=== WHAT THE TASK ASKS ===
Write the records out once more, so that nothing differs from the original.

[Stored dataset items]
-- Opening Marker --

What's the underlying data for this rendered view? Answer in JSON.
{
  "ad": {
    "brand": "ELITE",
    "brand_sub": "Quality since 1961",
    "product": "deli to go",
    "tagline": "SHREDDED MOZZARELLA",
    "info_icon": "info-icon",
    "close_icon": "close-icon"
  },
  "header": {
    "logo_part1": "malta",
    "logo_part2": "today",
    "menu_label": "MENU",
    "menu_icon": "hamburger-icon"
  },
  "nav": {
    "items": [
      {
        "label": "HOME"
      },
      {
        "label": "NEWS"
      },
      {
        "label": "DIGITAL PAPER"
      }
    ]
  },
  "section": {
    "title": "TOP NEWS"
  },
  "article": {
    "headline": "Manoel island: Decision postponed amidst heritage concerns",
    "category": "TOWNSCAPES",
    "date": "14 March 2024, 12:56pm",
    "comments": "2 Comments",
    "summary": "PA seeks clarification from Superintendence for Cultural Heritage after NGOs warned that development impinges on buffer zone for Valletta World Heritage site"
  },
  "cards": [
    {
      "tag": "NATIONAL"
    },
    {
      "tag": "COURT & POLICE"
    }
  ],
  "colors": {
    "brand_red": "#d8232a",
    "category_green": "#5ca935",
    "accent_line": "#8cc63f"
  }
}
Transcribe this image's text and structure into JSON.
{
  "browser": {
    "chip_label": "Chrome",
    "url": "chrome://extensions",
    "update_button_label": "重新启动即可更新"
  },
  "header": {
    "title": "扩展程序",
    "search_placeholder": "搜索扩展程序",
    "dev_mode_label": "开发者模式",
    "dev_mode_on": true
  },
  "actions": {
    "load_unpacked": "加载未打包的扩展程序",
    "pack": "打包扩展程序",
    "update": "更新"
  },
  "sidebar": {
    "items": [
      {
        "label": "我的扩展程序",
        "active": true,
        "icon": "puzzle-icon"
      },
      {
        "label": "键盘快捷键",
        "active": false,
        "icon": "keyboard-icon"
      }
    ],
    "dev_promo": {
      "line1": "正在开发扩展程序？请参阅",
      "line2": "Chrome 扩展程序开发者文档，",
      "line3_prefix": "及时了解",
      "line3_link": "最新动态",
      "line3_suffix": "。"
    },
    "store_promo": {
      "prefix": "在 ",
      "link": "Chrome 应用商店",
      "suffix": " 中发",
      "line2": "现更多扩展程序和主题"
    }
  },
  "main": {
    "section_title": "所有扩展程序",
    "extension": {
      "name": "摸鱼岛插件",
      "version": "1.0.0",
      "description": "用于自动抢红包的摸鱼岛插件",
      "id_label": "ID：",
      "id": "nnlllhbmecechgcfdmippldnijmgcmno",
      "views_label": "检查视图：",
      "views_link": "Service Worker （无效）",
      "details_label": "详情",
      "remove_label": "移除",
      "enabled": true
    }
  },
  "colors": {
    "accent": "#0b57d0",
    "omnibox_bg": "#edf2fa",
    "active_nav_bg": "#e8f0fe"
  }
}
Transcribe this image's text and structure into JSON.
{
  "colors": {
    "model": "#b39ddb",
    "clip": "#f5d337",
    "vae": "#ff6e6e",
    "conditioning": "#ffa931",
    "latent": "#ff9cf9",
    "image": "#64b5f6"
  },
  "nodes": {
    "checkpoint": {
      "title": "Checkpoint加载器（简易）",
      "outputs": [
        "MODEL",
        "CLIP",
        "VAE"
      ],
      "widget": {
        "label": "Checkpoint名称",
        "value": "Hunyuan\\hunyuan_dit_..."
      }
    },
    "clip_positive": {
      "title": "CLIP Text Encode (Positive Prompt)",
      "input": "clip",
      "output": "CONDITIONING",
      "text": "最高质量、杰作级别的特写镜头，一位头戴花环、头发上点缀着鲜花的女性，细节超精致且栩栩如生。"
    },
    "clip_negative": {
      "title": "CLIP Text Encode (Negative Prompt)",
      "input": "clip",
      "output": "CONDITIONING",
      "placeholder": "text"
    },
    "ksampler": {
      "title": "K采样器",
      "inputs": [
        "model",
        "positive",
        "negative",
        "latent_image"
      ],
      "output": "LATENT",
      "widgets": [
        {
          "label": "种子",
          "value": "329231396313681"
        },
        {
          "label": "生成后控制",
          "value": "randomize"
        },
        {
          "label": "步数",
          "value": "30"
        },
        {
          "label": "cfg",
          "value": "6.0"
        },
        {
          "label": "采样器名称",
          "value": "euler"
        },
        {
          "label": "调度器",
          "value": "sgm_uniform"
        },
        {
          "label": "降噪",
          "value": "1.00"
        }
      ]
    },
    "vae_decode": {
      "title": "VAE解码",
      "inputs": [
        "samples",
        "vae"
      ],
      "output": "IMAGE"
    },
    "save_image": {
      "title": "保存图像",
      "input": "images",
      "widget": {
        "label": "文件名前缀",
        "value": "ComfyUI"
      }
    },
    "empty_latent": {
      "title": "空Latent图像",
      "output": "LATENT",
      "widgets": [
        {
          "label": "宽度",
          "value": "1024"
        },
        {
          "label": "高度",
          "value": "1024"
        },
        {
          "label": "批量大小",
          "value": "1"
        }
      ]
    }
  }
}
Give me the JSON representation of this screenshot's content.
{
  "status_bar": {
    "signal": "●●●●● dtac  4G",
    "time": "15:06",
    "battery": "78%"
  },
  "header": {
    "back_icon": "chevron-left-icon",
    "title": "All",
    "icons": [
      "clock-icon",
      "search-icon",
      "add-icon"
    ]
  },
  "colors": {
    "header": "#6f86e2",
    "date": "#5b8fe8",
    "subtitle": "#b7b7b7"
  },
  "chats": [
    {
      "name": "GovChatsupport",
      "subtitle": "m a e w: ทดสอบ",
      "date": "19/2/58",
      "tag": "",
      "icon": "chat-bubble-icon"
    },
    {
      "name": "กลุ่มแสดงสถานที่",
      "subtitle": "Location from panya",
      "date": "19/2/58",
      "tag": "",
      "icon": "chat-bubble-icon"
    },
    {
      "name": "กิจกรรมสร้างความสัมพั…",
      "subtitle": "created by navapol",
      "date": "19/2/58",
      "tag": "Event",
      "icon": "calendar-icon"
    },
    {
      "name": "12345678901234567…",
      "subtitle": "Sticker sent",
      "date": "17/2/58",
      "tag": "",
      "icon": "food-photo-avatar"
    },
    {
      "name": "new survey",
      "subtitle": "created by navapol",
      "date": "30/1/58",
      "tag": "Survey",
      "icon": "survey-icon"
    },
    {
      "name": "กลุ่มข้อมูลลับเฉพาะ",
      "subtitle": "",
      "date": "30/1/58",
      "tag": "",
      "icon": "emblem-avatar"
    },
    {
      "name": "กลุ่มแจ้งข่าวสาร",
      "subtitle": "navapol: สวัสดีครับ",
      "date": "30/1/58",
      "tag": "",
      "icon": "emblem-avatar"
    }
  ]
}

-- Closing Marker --

=== TASK OUTPUT ===
What's the underlying data for this rendered view? Answer in JSON.
{
  "ad": {
    "brand": "ELITE",
    "brand_sub": "Quality since 1961",
    "product": "deli to go",
    "tagline": "SHREDDED MOZZARELLA",
    "info_icon": "info-icon",
    "close_icon": "close-icon"
  },
  "header": {
    "logo_part1": "malta",
    "logo_part2": "today",
    "menu_label": "MENU",
    "menu_icon": "hamburger-icon"
  },
  "nav": {
    "items": [
      {
        "label": "HOME"
      },
      {
        "label": "NEWS"
      },
      {
        "label": "DIGITAL PAPER"
      }
    ]
  },
  "section": {
    "title": "TOP NEWS"
  },
  "article": {
    "headline": "Manoel island: Decision postponed amidst heritage concerns",
    "category": "TOWNSCAPES",
    "date": "14 March 2024, 12:56pm",
    "comments": "2 Comments",
    "summary": "PA seeks clarification from Superintendence for Cultural Heritage after NGOs warned that development impinges on buffer zone for Valletta World Heritage site"
  },
  "cards": [
    {
      "tag": "NATIONAL"
    },
    {
      "tag": "COURT & POLICE"
    }
  ],
  "colors": {
    "brand_red": "#d8232a",
    "category_green": "#5ca935",
    "accent_line": "#8cc63f"
  }
}
Transcribe this image's text and structure into JSON.
{
  "browser": {
    "chip_label": "Chrome",
    "url": "chrome://extensions",
    "update_button_label": "重新启动即可更新"
  },
  "header": {
    "title": "扩展程序",
    "search_placeholder": "搜索扩展程序",
    "dev_mode_label": "开发者模式",
    "dev_mode_on": true
  },
  "actions": {
    "load_unpacked": "加载未打包的扩展程序",
    "pack": "打包扩展程序",
    "update": "更新"
  },
  "sidebar": {
    "items": [
      {
        "label": "我的扩展程序",
        "active": true,
        "icon": "puzzle-icon"
      },
      {
        "label": "键盘快捷键",
        "active": false,
        "icon": "keyboard-icon"
      }
    ],
    "dev_promo": {
      "line1": "正在开发扩展程序？请参阅",
      "line2": "Chrome 扩展程序开发者文档，",
      "line3_prefix": "及时了解",
      "line3_link": "最新动态",
      "line3_suffix": "。"
    },
    "store_promo": {
      "prefix": "在 ",
      "link": "Chrome 应用商店",
      "suffix": " 中发",
      "line2": "现更多扩展程序和主题"
    }
  },
  "main": {
    "section_title": "所有扩展程序",
    "extension": {
      "name": "摸鱼岛插件",
      "version": "1.0.0",
      "description": "用于自动抢红包的摸鱼岛插件",
      "id_label": "ID：",
      "id": "nnlllhbmecechgcfdmippldnijmgcmno",
      "views_label": "检查视图：",
      "views_link": "Service Worker （无效）",
      "details_label": "详情",
      "remove_label": "移除",
      "enabled": true
    }
  },
  "colors": {
    "accent": "#0b57d0",
    "omnibox_bg": "#edf2fa",
    "active_nav_bg": "#e8f0fe"
  }
}
Transcribe this image's text and structure into JSON.
{
  "colors": {
    "model": "#b39ddb",
    "clip": "#f5d337",
    "vae": "#ff6e6e",
    "conditioning": "#ffa931",
    "latent": "#ff9cf9",
    "image": "#64b5f6"
  },
  "nodes": {
    "checkpoint": {
      "title": "Checkpoint加载器（简易）",
      "outputs": [
        "MODEL",
        "CLIP",
        "VAE"
      ],
      "widget": {
        "label": "Checkpoint名称",
        "value": "Hunyuan\\hunyuan_dit_..."
      }
    },
    "clip_positive": {
      "title": "CLIP Text Encode (Positive Prompt)",
      "input": "clip",
      "output": "CONDITIONING",
      "text": "最高质量、杰作级别的特写镜头，一位头戴花环、头发上点缀着鲜花的女性，细节超精致且栩栩如生。"
    },
    "clip_negative": {
      "title": "CLIP Text Encode (Negative Prompt)",
      "input": "clip",
      "output": "CONDITIONING",
      "placeholder": "text"
    },
    "ksampler": {
      "title": "K采样器",
      "inputs": [
        "model",
        "positive",
        "negative",
        "latent_image"
      ],
      "output": "LATENT",
      "widgets": [
        {
          "label": "种子",
          "value": "329231396313681"
        },
        {
          "label": "生成后控制",
          "value": "randomize"
        },
        {
          "label": "步数",
          "value": "30"
        },
        {
          "label": "cfg",
          "value": "6.0"
        },
        {
          "label": "采样器名称",
          "value": "euler"
        },
        {
          "label": "调度器",
          "value": "sgm_uniform"
        },
        {
          "label": "降噪",
          "value": "1.00"
        }
      ]
    },
    "vae_decode": {
      "title": "VAE解码",
      "inputs": [
        "samples",
        "vae"
      ],
      "output": "IMAGE"
    },
    "save_image": {
      "title": "保存图像",
      "input": "images",
      "widget": {
        "label": "文件名前缀",
        "value": "ComfyUI"
      }
    },
    "empty_latent": {
      "title": "空Latent图像",
      "output": "LATENT",
      "widgets": [
        {
          "label": "宽度",
          "value": "1024"
        },
        {
          "label": "高度",
          "value": "1024"
        },
        {
          "label": "批量大小",
          "value": "1"
        }
      ]
    }
  }
}
Give me the JSON representation of this screenshot's content.
{
  "status_bar": {
    "signal": "●●●●● dtac  4G",
    "time": "15:06",
    "battery": "78%"
  },
  "header": {
    "back_icon": "chevron-left-icon",
    "title": "All",
    "icons": [
      "clock-icon",
      "search-icon",
      "add-icon"
    ]
  },
  "colors": {
    "header": "#6f86e2",
    "date": "#5b8fe8",
    "subtitle": "#b7b7b7"
  },
  "chats": [
    {
      "name": "GovChatsupport",
      "subtitle": "m a e w: ทดสอบ",
      "date": "19/2/58",
      "tag": "",
      "icon": "chat-bubble-icon"
    },
    {
      "name": "กลุ่มแสดงสถานที่",
      "subtitle": "Location from panya",
      "date": "19/2/58",
      "tag": "",
      "icon": "chat-bubble-icon"
    },
    {
      "name": "กิจกรรมสร้างความสัมพั…",
      "subtitle": "created by navapol",
      "date": "19/2/58",
      "tag": "Event",
      "icon": "calendar-icon"
    },
    {
      "name": "12345678901234567…",
      "subtitle": "Sticker sent",
      "date": "17/2/58",
      "tag": "",
      "icon": "food-photo-avatar"
    },
    {
      "name": "new survey",
      "subtitle": "created by navapol",
      "date": "30/1/58",
      "tag": "Survey",
      "icon": "survey-icon"
    },
    {
      "name": "กลุ่มข้อมูลลับเฉพาะ",
      "subtitle": "",
      "date": "30/1/58",
      "tag": "",
      "icon": "emblem-avatar"
    },
    {
      "name": "กลุ่มแจ้งข่าวสาร",
      "subtitle": "navapol: สวัสดีครับ",
      "date": "30/1/58",
      "tag": "",
      "icon": "emblem-avatar"
    }
  ]
}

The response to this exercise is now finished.